Since the sweetened taste of sugar entices many people, manufacturers tend to add sugar to just about anything. Examples include crackers, condiments, salad dressing, peanut butter, yogurt, sauces, and protein bars. Manufacturers also list sugar on food labels under other names to trick people. Some alternate names for sugar are sucrose, dextrose, maltose, and molasses. Another hidden ingredient to avoid is high fructose corn syrup.
How can you avoid sugar if it’s lurking in the foods you enjoy? Here are some helpful hints in limiting your sugar intake:
- Eat whole food instead of processed food. Vegetables, fruits, and nuts are some other choices that will fill you up without the added sugar.

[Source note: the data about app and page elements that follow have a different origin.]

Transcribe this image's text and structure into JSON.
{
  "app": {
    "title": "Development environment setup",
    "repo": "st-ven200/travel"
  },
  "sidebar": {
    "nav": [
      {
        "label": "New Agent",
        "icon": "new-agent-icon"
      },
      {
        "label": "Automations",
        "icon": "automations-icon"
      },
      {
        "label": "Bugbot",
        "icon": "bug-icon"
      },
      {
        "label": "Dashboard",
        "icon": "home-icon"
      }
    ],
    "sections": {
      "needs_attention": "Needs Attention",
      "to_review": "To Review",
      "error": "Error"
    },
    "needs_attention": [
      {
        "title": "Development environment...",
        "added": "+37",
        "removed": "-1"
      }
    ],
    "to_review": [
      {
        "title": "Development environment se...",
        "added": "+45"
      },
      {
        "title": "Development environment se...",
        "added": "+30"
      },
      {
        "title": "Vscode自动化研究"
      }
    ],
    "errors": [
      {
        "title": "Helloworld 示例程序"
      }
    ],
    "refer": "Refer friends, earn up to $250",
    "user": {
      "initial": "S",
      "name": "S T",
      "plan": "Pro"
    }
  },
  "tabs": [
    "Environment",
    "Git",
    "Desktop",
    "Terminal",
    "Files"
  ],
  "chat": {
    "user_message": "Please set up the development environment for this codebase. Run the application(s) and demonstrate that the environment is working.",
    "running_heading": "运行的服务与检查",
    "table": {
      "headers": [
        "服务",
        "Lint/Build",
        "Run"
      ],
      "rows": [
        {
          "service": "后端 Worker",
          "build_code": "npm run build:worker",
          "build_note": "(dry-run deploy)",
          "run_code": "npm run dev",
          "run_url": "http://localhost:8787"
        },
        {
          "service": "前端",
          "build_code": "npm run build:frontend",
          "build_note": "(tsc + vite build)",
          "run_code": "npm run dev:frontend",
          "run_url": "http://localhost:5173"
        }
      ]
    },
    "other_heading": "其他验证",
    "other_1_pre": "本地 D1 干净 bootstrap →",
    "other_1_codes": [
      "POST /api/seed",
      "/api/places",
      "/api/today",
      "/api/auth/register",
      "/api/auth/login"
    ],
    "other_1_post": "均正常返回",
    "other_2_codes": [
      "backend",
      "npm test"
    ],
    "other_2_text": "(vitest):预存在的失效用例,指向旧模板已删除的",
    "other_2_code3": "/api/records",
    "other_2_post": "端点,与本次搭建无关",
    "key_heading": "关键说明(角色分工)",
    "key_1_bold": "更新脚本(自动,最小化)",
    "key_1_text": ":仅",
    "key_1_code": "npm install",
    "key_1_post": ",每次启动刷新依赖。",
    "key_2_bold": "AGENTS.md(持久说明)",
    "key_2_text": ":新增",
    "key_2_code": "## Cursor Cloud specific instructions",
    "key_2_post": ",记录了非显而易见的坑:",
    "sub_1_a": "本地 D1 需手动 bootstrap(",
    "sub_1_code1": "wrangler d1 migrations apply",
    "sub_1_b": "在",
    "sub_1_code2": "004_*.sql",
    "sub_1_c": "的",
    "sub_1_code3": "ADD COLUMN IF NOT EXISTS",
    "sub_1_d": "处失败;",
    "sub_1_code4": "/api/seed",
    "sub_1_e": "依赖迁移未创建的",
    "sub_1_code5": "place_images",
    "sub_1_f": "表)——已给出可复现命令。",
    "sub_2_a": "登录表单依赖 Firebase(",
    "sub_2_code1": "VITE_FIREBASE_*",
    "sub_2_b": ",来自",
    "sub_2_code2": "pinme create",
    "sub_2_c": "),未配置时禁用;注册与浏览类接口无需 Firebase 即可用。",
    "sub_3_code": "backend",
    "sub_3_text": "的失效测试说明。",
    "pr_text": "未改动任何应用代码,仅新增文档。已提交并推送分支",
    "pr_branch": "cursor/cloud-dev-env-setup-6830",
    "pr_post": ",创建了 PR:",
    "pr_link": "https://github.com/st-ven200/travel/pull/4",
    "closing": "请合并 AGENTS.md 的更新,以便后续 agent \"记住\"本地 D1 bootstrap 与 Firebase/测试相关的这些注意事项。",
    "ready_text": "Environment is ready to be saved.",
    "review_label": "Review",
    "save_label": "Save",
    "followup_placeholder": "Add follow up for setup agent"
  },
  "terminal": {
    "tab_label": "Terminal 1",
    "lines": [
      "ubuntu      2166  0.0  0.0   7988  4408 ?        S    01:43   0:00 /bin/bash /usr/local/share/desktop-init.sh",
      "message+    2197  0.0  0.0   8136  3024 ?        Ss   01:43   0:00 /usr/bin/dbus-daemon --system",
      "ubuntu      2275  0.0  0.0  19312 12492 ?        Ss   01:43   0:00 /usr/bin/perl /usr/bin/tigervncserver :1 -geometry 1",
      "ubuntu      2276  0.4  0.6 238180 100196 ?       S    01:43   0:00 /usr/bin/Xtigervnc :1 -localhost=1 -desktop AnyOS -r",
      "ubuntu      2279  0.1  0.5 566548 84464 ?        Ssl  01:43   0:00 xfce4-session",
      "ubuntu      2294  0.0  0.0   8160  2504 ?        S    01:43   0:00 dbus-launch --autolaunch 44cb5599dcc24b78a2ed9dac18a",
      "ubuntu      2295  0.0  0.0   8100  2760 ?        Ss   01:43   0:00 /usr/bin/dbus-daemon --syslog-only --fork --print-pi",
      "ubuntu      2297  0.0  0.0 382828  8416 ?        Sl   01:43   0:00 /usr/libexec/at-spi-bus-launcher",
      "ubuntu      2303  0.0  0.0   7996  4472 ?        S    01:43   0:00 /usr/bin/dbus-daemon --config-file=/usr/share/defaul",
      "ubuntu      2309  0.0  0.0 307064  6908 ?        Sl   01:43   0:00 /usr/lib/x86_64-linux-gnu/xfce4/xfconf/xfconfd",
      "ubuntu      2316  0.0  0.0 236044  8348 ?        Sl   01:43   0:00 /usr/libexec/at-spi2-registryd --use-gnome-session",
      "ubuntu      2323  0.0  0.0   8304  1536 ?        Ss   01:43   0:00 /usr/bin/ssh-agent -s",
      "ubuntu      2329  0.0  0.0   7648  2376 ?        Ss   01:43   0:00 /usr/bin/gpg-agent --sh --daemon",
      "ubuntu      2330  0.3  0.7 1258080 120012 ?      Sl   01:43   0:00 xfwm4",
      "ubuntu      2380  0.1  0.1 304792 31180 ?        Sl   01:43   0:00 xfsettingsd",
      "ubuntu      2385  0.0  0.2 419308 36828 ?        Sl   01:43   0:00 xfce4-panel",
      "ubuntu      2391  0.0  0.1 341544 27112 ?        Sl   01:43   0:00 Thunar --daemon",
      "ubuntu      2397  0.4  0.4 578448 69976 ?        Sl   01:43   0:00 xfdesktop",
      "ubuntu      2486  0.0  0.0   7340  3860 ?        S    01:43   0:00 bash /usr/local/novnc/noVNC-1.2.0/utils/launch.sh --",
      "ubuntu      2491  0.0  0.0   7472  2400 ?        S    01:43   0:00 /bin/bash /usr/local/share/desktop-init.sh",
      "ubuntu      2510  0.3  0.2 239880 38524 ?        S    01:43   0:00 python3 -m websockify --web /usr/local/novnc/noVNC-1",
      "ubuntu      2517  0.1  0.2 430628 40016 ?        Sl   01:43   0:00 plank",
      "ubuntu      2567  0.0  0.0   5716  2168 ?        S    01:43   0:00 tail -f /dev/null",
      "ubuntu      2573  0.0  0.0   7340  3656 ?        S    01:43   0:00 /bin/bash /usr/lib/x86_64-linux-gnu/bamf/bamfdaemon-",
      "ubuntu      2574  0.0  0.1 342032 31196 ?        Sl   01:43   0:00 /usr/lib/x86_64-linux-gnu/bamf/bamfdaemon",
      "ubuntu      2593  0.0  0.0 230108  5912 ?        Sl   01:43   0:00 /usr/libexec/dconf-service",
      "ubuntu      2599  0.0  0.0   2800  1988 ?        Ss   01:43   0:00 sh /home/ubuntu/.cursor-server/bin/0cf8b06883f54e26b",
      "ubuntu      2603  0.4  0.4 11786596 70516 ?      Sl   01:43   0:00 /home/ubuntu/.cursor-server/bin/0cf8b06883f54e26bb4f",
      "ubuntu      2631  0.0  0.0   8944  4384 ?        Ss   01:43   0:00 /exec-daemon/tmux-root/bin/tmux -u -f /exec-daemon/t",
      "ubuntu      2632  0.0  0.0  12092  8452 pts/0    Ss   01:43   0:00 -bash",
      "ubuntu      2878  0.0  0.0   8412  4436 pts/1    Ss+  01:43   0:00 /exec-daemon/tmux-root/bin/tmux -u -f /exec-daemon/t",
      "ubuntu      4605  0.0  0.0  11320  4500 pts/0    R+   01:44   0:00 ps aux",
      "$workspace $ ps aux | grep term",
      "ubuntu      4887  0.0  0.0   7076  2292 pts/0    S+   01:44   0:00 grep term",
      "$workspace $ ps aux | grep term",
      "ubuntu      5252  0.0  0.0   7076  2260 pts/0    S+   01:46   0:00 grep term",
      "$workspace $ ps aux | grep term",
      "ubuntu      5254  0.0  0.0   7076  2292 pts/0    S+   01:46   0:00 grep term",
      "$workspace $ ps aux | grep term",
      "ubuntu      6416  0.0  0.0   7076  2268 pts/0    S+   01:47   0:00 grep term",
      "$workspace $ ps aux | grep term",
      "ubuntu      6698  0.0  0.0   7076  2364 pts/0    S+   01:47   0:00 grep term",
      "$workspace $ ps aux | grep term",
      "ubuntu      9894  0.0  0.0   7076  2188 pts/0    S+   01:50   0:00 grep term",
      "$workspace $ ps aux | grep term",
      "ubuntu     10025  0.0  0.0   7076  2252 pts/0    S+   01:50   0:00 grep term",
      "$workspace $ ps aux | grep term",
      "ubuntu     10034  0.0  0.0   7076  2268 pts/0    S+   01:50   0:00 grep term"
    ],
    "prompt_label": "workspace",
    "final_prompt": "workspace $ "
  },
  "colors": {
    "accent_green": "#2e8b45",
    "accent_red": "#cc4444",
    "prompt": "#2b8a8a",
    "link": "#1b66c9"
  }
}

- Look for products that are sugarless or don’t have added sugars. Even foods labeled “low sugar” may contain more than you’d like.
- Drink sugarless beverages that won’t flood your mouth with sugar. Sodas, sweetened juices, and sweetened coffee provide lots of sugar and calories. Water is always an ideal choice to quench your thirst.
- Steer clear of artificial sweeteners, which don’t fill you up and leave you craving more sweets.
- Give yourself time to get used to having less sugar in your diet. Foods may taste less satisfying as you adjust, but you’ll get accustomed to the flavors that foods provide without the extra sweetness.
If you need a dentist in Longview contact us today